Saturday, December 08, 2007



The word Calligraphy brings a predictable assortment of images to mind. There's always the oriental and Sumi styles and then your basic Old English script. Wedding invitations or signage might come to mind. Probably what many think defines calligraphy is the preciseness, the rigidity of the rules, the formalism of the genre. Calligraphy is a vast category, actually, that needs to be redefined in light of the fact that there is so much freedom of style now that has crept into it. And now in this postmodern era where anything goes, you find a lot of abstracted calligraphy and abstracts with cursive calligraphy. And where does graffiti fit in ? Now that it's officially come into the galleries via canvas and board rather than only appearing on walls, is it still graffiti ? What is the boundary between the two. A visual artist writes on a surface - what determines whether it's calligraphy of graffiti ? What new words can we use to specifically categorize what that artist is doing ? Certainly food for thought; I really wish someone would tackle this and redefine art genres a little better so that when speak about art we can be more specific and conjure better, more precise images of what we're discussing. Having said all that, we have here an artist who is very calligraphic in her painterly pursuits.
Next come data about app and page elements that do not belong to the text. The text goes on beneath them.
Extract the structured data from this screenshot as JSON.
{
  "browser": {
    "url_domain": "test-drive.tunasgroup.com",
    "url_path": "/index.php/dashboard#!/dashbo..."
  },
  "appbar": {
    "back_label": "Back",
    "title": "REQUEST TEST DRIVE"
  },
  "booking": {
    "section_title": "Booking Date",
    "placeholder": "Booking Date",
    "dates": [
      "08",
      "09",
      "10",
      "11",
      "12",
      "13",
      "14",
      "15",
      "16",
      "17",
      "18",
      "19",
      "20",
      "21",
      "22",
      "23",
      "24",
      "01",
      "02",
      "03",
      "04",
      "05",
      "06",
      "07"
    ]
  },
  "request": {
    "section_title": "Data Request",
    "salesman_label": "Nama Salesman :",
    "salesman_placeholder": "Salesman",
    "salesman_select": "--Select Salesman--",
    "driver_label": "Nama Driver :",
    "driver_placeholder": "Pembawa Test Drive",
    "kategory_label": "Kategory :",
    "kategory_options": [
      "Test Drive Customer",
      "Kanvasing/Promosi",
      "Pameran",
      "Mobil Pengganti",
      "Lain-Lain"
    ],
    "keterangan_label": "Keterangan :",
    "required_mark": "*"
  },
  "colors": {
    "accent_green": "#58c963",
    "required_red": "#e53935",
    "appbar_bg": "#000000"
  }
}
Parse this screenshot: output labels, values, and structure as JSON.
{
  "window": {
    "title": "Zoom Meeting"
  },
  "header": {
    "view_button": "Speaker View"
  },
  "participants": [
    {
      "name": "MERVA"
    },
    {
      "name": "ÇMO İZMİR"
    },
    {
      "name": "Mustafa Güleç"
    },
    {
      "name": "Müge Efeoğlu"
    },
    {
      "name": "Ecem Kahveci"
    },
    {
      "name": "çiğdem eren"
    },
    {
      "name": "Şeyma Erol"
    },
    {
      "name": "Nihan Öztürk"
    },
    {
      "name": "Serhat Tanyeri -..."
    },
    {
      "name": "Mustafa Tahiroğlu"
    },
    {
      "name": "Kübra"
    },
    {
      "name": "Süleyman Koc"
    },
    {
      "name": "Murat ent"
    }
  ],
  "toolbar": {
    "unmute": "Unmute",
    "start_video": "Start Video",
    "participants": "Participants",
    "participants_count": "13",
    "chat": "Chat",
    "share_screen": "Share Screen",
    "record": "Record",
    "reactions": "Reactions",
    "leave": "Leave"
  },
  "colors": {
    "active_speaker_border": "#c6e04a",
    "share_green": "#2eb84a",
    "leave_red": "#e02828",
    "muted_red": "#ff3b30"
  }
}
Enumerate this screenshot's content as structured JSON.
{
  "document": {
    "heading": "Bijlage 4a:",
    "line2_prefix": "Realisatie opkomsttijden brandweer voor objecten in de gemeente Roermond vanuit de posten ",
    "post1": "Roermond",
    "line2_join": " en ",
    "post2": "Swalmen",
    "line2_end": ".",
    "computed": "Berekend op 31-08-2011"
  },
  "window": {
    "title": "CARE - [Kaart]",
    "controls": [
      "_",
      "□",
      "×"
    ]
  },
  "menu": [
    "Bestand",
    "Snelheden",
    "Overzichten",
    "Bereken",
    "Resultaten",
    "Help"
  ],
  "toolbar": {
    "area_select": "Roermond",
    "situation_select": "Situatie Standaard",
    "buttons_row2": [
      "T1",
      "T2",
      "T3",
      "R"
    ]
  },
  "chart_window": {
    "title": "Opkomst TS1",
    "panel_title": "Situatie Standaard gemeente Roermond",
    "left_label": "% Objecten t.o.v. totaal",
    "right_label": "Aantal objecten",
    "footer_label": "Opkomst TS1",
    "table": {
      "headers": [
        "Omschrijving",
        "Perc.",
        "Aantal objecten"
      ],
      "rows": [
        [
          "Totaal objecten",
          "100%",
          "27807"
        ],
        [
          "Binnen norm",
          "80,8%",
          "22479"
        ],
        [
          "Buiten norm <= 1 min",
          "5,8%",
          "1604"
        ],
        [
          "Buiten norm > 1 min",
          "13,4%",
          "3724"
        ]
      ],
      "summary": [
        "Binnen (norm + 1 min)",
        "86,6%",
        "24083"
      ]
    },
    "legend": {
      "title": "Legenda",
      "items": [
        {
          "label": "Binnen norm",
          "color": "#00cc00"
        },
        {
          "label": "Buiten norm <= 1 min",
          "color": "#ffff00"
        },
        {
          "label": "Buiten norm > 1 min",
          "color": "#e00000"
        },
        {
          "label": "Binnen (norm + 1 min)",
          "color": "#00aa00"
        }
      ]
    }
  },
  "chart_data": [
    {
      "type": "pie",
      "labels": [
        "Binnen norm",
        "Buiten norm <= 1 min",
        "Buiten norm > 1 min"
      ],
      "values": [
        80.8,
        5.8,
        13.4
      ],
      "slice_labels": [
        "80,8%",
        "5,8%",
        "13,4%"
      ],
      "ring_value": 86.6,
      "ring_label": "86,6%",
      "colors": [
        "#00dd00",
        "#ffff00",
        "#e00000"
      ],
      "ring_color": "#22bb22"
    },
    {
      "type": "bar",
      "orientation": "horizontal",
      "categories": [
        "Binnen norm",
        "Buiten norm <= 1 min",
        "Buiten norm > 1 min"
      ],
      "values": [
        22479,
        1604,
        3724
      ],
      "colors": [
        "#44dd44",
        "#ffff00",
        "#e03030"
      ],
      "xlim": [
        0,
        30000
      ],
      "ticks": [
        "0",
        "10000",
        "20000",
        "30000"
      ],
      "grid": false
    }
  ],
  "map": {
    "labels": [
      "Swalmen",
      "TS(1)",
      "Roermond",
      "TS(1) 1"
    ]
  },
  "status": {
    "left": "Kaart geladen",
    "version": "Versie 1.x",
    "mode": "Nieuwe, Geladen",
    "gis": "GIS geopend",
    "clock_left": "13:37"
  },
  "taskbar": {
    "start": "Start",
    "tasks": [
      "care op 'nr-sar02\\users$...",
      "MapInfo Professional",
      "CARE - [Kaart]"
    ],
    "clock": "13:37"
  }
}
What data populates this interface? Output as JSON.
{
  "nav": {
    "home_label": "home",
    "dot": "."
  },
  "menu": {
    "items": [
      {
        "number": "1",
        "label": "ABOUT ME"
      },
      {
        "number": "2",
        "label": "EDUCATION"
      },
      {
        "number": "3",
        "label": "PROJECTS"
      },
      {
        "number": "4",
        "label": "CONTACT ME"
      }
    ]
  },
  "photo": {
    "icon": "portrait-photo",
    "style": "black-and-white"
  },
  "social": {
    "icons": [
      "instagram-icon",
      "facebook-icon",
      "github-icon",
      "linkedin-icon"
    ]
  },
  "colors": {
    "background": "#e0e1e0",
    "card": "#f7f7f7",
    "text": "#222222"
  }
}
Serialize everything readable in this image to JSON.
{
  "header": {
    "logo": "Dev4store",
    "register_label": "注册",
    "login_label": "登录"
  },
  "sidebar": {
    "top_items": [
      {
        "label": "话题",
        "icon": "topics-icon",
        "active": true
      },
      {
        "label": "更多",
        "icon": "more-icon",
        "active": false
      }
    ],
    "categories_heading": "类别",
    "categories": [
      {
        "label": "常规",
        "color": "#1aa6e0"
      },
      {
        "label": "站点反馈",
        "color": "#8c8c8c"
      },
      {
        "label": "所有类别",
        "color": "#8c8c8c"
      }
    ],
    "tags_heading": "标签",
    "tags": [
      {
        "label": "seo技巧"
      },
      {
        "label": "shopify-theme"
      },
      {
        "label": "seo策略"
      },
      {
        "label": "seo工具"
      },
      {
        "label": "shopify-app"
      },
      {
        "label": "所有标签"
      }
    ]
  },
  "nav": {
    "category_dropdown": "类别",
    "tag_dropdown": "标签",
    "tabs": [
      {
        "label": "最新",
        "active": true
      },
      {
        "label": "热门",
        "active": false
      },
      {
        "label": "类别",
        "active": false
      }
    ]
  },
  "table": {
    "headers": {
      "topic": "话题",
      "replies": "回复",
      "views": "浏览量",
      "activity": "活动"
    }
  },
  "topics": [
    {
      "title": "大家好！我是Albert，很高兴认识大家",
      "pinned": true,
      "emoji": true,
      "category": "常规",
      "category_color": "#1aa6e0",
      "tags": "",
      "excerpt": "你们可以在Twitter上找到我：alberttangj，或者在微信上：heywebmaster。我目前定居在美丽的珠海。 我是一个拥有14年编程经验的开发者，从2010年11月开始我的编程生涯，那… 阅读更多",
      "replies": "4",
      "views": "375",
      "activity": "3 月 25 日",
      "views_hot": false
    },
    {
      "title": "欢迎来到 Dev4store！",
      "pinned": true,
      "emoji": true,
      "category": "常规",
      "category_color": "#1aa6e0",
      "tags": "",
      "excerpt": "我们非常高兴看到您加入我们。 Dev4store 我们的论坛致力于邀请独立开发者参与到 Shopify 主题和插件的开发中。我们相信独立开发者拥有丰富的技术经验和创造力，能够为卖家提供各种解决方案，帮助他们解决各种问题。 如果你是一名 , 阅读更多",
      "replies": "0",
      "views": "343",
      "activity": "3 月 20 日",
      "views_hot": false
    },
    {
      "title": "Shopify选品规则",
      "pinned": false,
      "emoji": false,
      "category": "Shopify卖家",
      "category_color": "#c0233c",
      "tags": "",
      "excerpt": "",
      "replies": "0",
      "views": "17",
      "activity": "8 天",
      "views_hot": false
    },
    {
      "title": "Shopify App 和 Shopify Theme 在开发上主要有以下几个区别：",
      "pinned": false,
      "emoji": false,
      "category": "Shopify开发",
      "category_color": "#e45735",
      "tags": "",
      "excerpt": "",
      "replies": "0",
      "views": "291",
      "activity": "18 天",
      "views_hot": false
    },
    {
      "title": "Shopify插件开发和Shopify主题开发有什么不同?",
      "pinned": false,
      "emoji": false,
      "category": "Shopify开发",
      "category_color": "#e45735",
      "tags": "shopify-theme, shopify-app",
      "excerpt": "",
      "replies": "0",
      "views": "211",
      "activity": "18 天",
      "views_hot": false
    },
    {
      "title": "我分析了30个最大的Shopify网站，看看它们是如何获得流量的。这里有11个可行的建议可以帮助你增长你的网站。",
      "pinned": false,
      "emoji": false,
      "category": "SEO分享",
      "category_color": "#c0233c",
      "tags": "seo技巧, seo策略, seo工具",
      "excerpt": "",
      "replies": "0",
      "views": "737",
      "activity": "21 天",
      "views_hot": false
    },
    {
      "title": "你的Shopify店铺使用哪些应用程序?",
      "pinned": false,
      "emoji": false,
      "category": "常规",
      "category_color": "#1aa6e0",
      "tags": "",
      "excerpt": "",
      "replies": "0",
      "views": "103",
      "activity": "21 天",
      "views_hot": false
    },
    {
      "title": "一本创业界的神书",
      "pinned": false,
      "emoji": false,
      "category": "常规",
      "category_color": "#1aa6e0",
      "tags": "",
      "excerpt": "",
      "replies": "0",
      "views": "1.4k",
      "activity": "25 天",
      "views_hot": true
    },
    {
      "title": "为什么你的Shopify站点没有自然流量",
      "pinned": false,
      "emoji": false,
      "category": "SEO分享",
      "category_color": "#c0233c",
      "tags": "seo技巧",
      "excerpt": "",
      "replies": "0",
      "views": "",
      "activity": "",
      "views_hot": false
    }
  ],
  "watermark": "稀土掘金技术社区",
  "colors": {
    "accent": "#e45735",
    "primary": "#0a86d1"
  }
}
Catherine Courtenaye.
As I look at these paintings I see the formal training and style - but we're to view these in an abstract way. They at once seem historic and old, yet new. The notations and bits of words and numbers are part of the architecture of the paintings but their meaning is a mystery.
You'll be delighted and intrigued to visit her Website. Lots of rich colors, lots of variations on reoccurring themes; these bolder versions are in Paintings Three.

both images are from her web site.

1 comment:

Michael Jacobson said...

We could call it Calligrafitti. I think that is what Gysin called one of his works. Either that or I am delirious with possibilities.